Web page and app entries:
---

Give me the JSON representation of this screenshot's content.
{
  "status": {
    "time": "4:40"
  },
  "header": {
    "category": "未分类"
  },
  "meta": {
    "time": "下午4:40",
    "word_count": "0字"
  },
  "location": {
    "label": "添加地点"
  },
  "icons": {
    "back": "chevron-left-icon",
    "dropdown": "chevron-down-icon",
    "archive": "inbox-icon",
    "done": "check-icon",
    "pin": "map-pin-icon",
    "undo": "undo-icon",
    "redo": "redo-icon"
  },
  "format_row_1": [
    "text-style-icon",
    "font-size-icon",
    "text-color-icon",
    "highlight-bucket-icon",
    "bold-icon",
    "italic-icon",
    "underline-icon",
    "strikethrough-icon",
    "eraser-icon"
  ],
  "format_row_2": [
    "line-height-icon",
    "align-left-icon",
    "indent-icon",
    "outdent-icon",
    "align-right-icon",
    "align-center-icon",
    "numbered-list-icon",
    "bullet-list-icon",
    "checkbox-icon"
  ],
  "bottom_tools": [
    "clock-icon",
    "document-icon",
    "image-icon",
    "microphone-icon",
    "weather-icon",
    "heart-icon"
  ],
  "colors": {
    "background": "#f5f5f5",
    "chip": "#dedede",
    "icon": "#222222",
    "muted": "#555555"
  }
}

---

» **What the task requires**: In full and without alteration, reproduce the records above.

» **Response area**:
Give me the JSON representation of this screenshot's content.
{
  "status": {
    "time": "4:40"
  },
  "header": {
    "category": "未分类"
  },
  "meta": {
    "time": "下午4:40",
    "word_count": "0字"
  },
  "location": {
    "label": "添加地点"
  },
  "icons": {
    "back": "chevron-left-icon",
    "dropdown": "chevron-down-icon",
    "archive": "inbox-icon",
    "done": "check-icon",
    "pin": "map-pin-icon",
    "undo": "undo-icon",
    "redo": "redo-icon"
  },
  "format_row_1": [
    "text-style-icon",
    "font-size-icon",
    "text-color-icon",
    "highlight-bucket-icon",
    "bold-icon",
    "italic-icon",
    "underline-icon",
    "strikethrough-icon",
    "eraser-icon"
  ],
  "format_row_2": [
    "line-height-icon",
    "align-left-icon",
    "indent-icon",
    "outdent-icon",
    "align-right-icon",
    "align-center-icon",
    "numbered-list-icon",
    "bullet-list-icon",
    "checkbox-icon"
  ],
  "bottom_tools": [
    "clock-icon",
    "document-icon",
    "image-icon",
    "microphone-icon",
    "weather-icon",
    "heart-icon"
  ],
  "colors": {
    "background": "#f5f5f5",
    "chip": "#dedede",
    "icon": "#222222",
    "muted": "#555555"
  }
}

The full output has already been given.